Try it:
Every line of the listing below is to be duplicated exactly, with the pictures left out.

Provided records:
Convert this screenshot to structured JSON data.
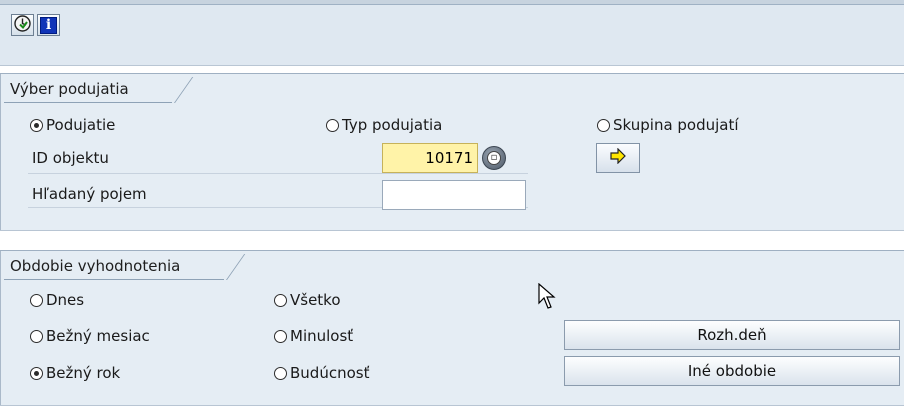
{
  "toolbar": {
    "execute_icon": "execute-clock-icon",
    "info_icon": "info-icon",
    "info_glyph": "i"
  },
  "selection_group": {
    "title": "Výber podujatia",
    "radios": {
      "event": {
        "label": "Podujatie",
        "selected": true
      },
      "event_type": {
        "label": "Typ podujatia",
        "selected": false
      },
      "event_group": {
        "label": "Skupina podujatí",
        "selected": false
      }
    },
    "object_id": {
      "label": "ID objektu",
      "value": "10171"
    },
    "search_term": {
      "label": "Hľadaný pojem",
      "value": ""
    }
  },
  "period_group": {
    "title": "Obdobie vyhodnotenia",
    "radios": {
      "today": {
        "label": "Dnes",
        "selected": false
      },
      "all": {
        "label": "Všetko",
        "selected": false
      },
      "current_month": {
        "label": "Bežný mesiac",
        "selected": false
      },
      "past": {
        "label": "Minulosť",
        "selected": false
      },
      "current_year": {
        "label": "Bežný rok",
        "selected": true
      },
      "future": {
        "label": "Budúcnosť",
        "selected": false
      }
    },
    "buttons": {
      "key_date": "Rozh.deň",
      "other_period": "Iné obdobie"
    }
  },
  "colors": {
    "group_bg": "#e5edf4",
    "required_field": "#fff3a8"
  }
}
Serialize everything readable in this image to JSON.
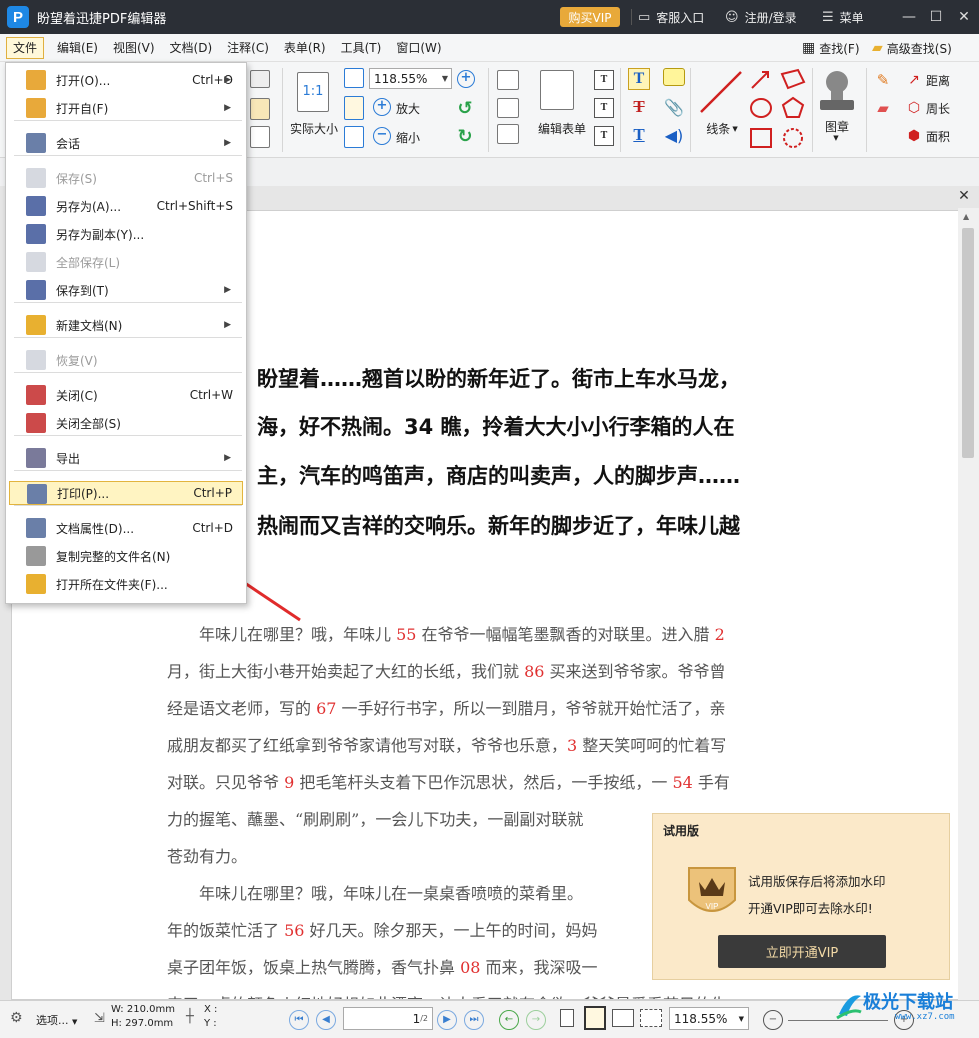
{
  "window": {
    "title": "盼望着迅捷PDF编辑器",
    "buy_vip": "购买VIP",
    "customer_service": "客服入口",
    "register_login": "注册/登录",
    "menu": "菜单"
  },
  "menubar": {
    "items": [
      "文件",
      "编辑(E)",
      "视图(V)",
      "文档(D)",
      "注释(C)",
      "表单(R)",
      "工具(T)",
      "窗口(W)"
    ],
    "find": "查找(F)",
    "advanced_find": "高级查找(S)"
  },
  "toolbar": {
    "zoom_value": "118.55%",
    "actual_size": "实际大小",
    "actual_size_icon": "1:1",
    "zoom_in": "放大",
    "zoom_out": "缩小",
    "edit_form": "编辑表单",
    "lines": "线条",
    "stamp": "图章",
    "distance": "距离",
    "perimeter": "周长",
    "area": "面积"
  },
  "file_menu": {
    "items": [
      {
        "label": "打开(O)...",
        "shortcut": "Ctrl+O",
        "submenu": true,
        "disabled": false
      },
      {
        "label": "打开自(F)",
        "shortcut": "",
        "submenu": true,
        "disabled": false
      },
      {
        "label": "会话",
        "shortcut": "",
        "submenu": true,
        "disabled": false
      },
      {
        "label": "保存(S)",
        "shortcut": "Ctrl+S",
        "submenu": false,
        "disabled": true
      },
      {
        "label": "另存为(A)...",
        "shortcut": "Ctrl+Shift+S",
        "submenu": false,
        "disabled": false
      },
      {
        "label": "另存为副本(Y)...",
        "shortcut": "",
        "submenu": false,
        "disabled": false
      },
      {
        "label": "全部保存(L)",
        "shortcut": "",
        "submenu": false,
        "disabled": true
      },
      {
        "label": "保存到(T)",
        "shortcut": "",
        "submenu": true,
        "disabled": false
      },
      {
        "label": "新建文档(N)",
        "shortcut": "",
        "submenu": true,
        "disabled": false
      },
      {
        "label": "恢复(V)",
        "shortcut": "",
        "submenu": false,
        "disabled": true
      },
      {
        "label": "关闭(C)",
        "shortcut": "Ctrl+W",
        "submenu": false,
        "disabled": false
      },
      {
        "label": "关闭全部(S)",
        "shortcut": "",
        "submenu": false,
        "disabled": false
      },
      {
        "label": "导出",
        "shortcut": "",
        "submenu": true,
        "disabled": false
      },
      {
        "label": "打印(P)...",
        "shortcut": "Ctrl+P",
        "submenu": false,
        "disabled": false
      },
      {
        "label": "文档属性(D)...",
        "shortcut": "Ctrl+D",
        "submenu": false,
        "disabled": false
      },
      {
        "label": "复制完整的文件名(N)",
        "shortcut": "",
        "submenu": false,
        "disabled": false
      },
      {
        "label": "打开所在文件夹(F)...",
        "shortcut": "",
        "submenu": false,
        "disabled": false
      }
    ]
  },
  "document": {
    "heading_lines": [
      "盼望着……翘首以盼的新年近了。街市上车水马龙，",
      "海，好不热闹。34 瞧，拎着大大小小行李箱的人在",
      "主，汽车的鸣笛声，商店的叫卖声，人的脚步声……",
      "热闹而又吉祥的交响乐。新年的脚步近了，年味儿越"
    ],
    "para1": [
      [
        "　　年味儿在哪里？哦，年味儿 ",
        "55",
        " 在爷爷一幅幅笔墨飘香的对联里。进入腊 ",
        "2",
        ""
      ],
      [
        "月，街上大街小巷开始卖起了大红的长纸，我们就 ",
        "86",
        " 买来送到爷爷家。爷爷曾"
      ],
      [
        "经是语文老师，写的 ",
        "67",
        " 一手好行书字，所以一到腊月，爷爷就开始忙活了，亲"
      ],
      [
        "戚朋友都买了红纸拿到爷爷家请他写对联，爷爷也乐意，",
        "3",
        " 整天笑呵呵的忙着写"
      ],
      [
        "对联。只见爷爷 ",
        "9",
        " 把毛笔杆头支着下巴作沉思状，然后，一手按纸，一 ",
        "54",
        " 手有"
      ],
      [
        "力的握笔、蘸墨、“刷刷刷”，一会儿下功夫，一副副对联就"
      ],
      [
        "苍劲有力。"
      ]
    ],
    "para2": [
      [
        "　　年味儿在哪里？哦，年味儿在一桌桌香喷喷的菜肴里。"
      ],
      [
        "年的饭菜忙活了 ",
        "56",
        " 好几天。除夕那天，一上午的时间，妈妈"
      ],
      [
        "桌子团年饭，饭桌上热气腾腾，香气扑鼻 ",
        "08",
        " 而来，我深吸一"
      ],
      [
        "来了，桌的颜色火红地好想如此漂亮，让人看了就有食欲，爷爷最爱看节目的生"
      ]
    ]
  },
  "vip_popup": {
    "title": "试用版",
    "line1": "试用版保存后将添加水印",
    "line2": "开通VIP即可去除水印!",
    "cta": "立即开通VIP",
    "badge_text": "VIP"
  },
  "statusbar": {
    "options": "选项...",
    "width": "W: 210.0mm",
    "height": "H: 297.0mm",
    "x": "X :",
    "y": "Y :",
    "page_current": "1",
    "page_total": "/2",
    "zoom": "118.55%"
  },
  "watermark": {
    "text": "极光下载站",
    "url": "www.xz7.com"
  },
  "colors": {
    "titlebar": "#2b2f36",
    "vip_gold": "#e8a93a",
    "highlight_number": "#e03030",
    "menu_highlight": "#fff4c2",
    "annotation_arrow": "#e02b2b"
  }
}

Written response:
Convert this screenshot to structured JSON data.
{
  "toolbar": {
    "execute_icon": "execute-clock-icon",
    "info_icon": "info-icon",
    "info_glyph": "i"
  },
  "selection_group": {
    "title": "Výber podujatia",
    "radios": {
      "event": {
        "label": "Podujatie",
        "selected": true
      },
      "event_type": {
        "label": "Typ podujatia",
        "selected": false
      },
      "event_group": {
        "label": "Skupina podujatí",
        "selected": false
      }
    },
    "object_id": {
      "label": "ID objektu",
      "value": "10171"
    },
    "search_term": {
      "label": "Hľadaný pojem",
      "value": ""
    }
  },
  "period_group": {
    "title": "Obdobie vyhodnotenia",
    "radios": {
      "today": {
        "label": "Dnes",
        "selected": false
      },
      "all": {
        "label": "Všetko",
        "selected": false
      },
      "current_month": {
        "label": "Bežný mesiac",
        "selected": false
      },
      "past": {
        "label": "Minulosť",
        "selected": false
      },
      "current_year": {
        "label": "Bežný rok",
        "selected": true
      },
      "future": {
        "label": "Budúcnosť",
        "selected": false
      }
    },
    "buttons": {
      "key_date": "Rozh.deň",
      "other_period": "Iné obdobie"
    }
  },
  "colors": {
    "group_bg": "#e5edf4",
    "required_field": "#fff3a8"
  }
}
Serialize everything readable in this image to JSON.
{
  "window": {
    "title": "盼望着迅捷PDF编辑器",
    "buy_vip": "购买VIP",
    "customer_service": "客服入口",
    "register_login": "注册/登录",
    "menu": "菜单"
  },
  "menubar": {
    "items": [
      "文件",
      "编辑(E)",
      "视图(V)",
      "文档(D)",
      "注释(C)",
      "表单(R)",
      "工具(T)",
      "窗口(W)"
    ],
    "find": "查找(F)",
    "advanced_find": "高级查找(S)"
  },
  "toolbar": {
    "zoom_value": "118.55%",
    "actual_size": "实际大小",
    "actual_size_icon": "1:1",
    "zoom_in": "放大",
    "zoom_out": "缩小",
    "edit_form": "编辑表单",
    "lines": "线条",
    "stamp": "图章",
    "distance": "距离",
    "perimeter": "周长",
    "area": "面积"
  },
  "file_menu": {
    "items": [
      {
        "label": "打开(O)...",
        "shortcut": "Ctrl+O",
        "submenu": true,
        "disabled": false
      },
      {
        "label": "打开自(F)",
        "shortcut": "",
        "submenu": true,
        "disabled": false
      },
      {
        "label": "会话",
        "shortcut": "",
        "submenu": true,
        "disabled": false
      },
      {
        "label": "保存(S)",
        "shortcut": "Ctrl+S",
        "submenu": false,
        "disabled": true
      },
      {
        "label": "另存为(A)...",
        "shortcut": "Ctrl+Shift+S",
        "submenu": false,
        "disabled": false
      },
      {
        "label": "另存为副本(Y)...",
        "shortcut": "",
        "submenu": false,
        "disabled": false
      },
      {
        "label": "全部保存(L)",
        "shortcut": "",
        "submenu": false,
        "disabled": true
      },
      {
        "label": "保存到(T)",
        "shortcut": "",
        "submenu": true,
        "disabled": false
      },
      {
        "label": "新建文档(N)",
        "shortcut": "",
        "submenu": true,
        "disabled": false
      },
      {
        "label": "恢复(V)",
        "shortcut": "",
        "submenu": false,
        "disabled": true
      },
      {
        "label": "关闭(C)",
        "shortcut": "Ctrl+W",
        "submenu": false,
        "disabled": false
      },
      {
        "label": "关闭全部(S)",
        "shortcut": "",
        "submenu": false,
        "disabled": false
      },
      {
        "label": "导出",
        "shortcut": "",
        "submenu": true,
        "disabled": false
      },
      {
        "label": "打印(P)...",
        "shortcut": "Ctrl+P",
        "submenu": false,
        "disabled": false
      },
      {
        "label": "文档属性(D)...",
        "shortcut": "Ctrl+D",
        "submenu": false,
        "disabled": false
      },
      {
        "label": "复制完整的文件名(N)",
        "shortcut": "",
        "submenu": false,
        "disabled": false
      },
      {
        "label": "打开所在文件夹(F)...",
        "shortcut": "",
        "submenu": false,
        "disabled": false
      }
    ]
  },
  "document": {
    "heading_lines": [
      "盼望着……翘首以盼的新年近了。街市上车水马龙，",
      "海，好不热闹。34 瞧，拎着大大小小行李箱的人在",
      "主，汽车的鸣笛声，商店的叫卖声，人的脚步声……",
      "热闹而又吉祥的交响乐。新年的脚步近了，年味儿越"
    ],
    "para1": [
      [
        "　　年味儿在哪里？哦，年味儿 ",
        "55",
        " 在爷爷一幅幅笔墨飘香的对联里。进入腊 ",
        "2",
        ""
      ],
      [
        "月，街上大街小巷开始卖起了大红的长纸，我们就 ",
        "86",
        " 买来送到爷爷家。爷爷曾"
      ],
      [
        "经是语文老师，写的 ",
        "67",
        " 一手好行书字，所以一到腊月，爷爷就开始忙活了，亲"
      ],
      [
        "戚朋友都买了红纸拿到爷爷家请他写对联，爷爷也乐意，",
        "3",
        " 整天笑呵呵的忙着写"
      ],
      [
        "对联。只见爷爷 ",
        "9",
        " 把毛笔杆头支着下巴作沉思状，然后，一手按纸，一 ",
        "54",
        " 手有"
      ],
      [
        "力的握笔、蘸墨、“刷刷刷”，一会儿下功夫，一副副对联就"
      ],
      [
        "苍劲有力。"
      ]
    ],
    "para2": [
      [
        "　　年味儿在哪里？哦，年味儿在一桌桌香喷喷的菜肴里。"
      ],
      [
        "年的饭菜忙活了 ",
        "56",
        " 好几天。除夕那天，一上午的时间，妈妈"
      ],
      [
        "桌子团年饭，饭桌上热气腾腾，香气扑鼻 ",
        "08",
        " 而来，我深吸一"
      ],
      [
        "来了，桌的颜色火红地好想如此漂亮，让人看了就有食欲，爷爷最爱看节目的生"
      ]
    ]
  },
  "vip_popup": {
    "title": "试用版",
    "line1": "试用版保存后将添加水印",
    "line2": "开通VIP即可去除水印!",
    "cta": "立即开通VIP",
    "badge_text": "VIP"
  },
  "statusbar": {
    "options": "选项...",
    "width": "W: 210.0mm",
    "height": "H: 297.0mm",
    "x": "X :",
    "y": "Y :",
    "page_current": "1",
    "page_total": "/2",
    "zoom": "118.55%"
  },
  "watermark": {
    "text": "极光下载站",
    "url": "www.xz7.com"
  },
  "colors": {
    "titlebar": "#2b2f36",
    "vip_gold": "#e8a93a",
    "highlight_number": "#e03030",
    "menu_highlight": "#fff4c2",
    "annotation_arrow": "#e02b2b"
  }
}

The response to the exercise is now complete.